### [AIM OF THE EXERCISE]
Below are the records; copy every line in them that holds the string "name".

Web page and app entries:
────────

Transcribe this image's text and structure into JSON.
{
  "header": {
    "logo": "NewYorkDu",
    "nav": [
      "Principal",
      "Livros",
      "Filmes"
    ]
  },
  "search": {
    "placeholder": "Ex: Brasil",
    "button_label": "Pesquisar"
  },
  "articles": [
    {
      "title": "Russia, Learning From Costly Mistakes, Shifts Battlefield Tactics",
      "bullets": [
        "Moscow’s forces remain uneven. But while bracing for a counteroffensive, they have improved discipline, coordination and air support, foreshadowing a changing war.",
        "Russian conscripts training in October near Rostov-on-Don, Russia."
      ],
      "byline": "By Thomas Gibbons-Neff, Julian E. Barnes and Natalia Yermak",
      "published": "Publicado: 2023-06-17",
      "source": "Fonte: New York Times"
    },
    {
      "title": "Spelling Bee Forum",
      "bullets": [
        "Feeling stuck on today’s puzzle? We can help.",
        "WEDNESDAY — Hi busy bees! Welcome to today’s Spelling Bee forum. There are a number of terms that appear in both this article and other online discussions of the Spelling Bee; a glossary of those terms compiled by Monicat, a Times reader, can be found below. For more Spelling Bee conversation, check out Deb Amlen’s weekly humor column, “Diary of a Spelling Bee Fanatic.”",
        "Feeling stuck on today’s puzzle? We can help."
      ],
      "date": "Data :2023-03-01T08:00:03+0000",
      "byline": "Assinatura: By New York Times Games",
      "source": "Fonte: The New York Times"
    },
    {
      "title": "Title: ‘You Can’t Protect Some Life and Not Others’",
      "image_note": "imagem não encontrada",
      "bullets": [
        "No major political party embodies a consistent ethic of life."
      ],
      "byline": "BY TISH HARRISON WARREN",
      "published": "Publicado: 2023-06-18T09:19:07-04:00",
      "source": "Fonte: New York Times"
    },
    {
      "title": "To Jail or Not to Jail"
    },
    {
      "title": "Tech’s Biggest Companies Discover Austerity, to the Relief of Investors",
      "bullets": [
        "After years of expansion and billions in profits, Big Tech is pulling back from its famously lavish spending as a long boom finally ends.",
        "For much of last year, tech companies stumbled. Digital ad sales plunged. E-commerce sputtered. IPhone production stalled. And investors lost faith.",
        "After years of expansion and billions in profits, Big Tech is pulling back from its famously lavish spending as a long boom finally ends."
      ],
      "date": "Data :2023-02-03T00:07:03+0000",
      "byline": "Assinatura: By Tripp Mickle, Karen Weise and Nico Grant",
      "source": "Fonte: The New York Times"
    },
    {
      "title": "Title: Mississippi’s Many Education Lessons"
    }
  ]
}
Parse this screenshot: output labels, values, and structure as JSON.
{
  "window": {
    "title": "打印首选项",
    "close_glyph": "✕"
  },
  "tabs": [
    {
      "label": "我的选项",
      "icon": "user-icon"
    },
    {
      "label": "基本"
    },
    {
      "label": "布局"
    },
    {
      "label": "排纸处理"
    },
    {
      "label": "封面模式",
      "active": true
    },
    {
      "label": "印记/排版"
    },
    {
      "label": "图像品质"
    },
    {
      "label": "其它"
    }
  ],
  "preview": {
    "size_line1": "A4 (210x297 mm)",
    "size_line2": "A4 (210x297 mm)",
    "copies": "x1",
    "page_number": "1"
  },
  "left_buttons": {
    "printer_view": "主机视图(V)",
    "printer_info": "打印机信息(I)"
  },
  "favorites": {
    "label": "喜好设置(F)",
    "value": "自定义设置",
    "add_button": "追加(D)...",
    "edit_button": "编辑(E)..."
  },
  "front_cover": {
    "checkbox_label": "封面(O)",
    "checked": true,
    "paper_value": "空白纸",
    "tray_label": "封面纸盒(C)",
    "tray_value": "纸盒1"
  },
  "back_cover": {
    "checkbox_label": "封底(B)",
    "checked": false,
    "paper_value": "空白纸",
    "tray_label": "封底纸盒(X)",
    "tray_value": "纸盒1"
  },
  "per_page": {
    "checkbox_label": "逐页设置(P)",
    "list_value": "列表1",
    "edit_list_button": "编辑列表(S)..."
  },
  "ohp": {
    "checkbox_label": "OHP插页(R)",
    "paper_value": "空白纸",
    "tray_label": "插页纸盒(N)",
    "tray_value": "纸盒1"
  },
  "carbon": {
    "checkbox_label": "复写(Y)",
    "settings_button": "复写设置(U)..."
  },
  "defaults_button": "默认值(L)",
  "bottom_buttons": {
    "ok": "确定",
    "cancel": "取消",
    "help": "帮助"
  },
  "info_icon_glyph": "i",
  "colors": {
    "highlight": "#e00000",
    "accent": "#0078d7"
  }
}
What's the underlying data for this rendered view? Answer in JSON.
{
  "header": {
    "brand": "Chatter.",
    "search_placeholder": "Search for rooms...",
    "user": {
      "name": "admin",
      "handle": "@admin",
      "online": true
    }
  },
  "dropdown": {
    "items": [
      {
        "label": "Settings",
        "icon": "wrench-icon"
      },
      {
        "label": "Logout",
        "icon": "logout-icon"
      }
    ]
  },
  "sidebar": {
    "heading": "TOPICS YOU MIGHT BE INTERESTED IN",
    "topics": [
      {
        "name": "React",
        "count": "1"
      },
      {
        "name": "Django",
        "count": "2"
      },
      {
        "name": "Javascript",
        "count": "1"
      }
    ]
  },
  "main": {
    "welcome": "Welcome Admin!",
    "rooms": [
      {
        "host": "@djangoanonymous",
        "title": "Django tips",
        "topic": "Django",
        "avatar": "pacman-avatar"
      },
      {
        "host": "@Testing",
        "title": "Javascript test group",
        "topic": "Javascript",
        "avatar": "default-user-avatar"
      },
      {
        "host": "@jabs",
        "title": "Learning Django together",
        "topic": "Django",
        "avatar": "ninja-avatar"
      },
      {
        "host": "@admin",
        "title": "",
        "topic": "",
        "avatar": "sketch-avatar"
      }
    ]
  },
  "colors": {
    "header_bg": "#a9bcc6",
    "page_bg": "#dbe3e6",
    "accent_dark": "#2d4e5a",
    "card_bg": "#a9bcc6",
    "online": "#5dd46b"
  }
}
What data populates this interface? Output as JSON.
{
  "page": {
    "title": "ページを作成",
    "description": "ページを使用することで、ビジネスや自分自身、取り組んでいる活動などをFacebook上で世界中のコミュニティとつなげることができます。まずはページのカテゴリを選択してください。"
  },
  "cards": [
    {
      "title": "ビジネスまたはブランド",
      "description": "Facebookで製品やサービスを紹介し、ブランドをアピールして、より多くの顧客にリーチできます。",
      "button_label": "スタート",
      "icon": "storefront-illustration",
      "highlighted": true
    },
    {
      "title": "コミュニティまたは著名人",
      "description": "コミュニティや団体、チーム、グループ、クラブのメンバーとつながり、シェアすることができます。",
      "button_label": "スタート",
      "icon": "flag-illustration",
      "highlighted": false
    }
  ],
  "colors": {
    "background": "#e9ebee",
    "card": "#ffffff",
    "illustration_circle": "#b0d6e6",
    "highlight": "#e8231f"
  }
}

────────

### [TASK OUTPUT]
      "name": "admin",
        "name": "React",
        "name": "Django",
        "name": "Javascript",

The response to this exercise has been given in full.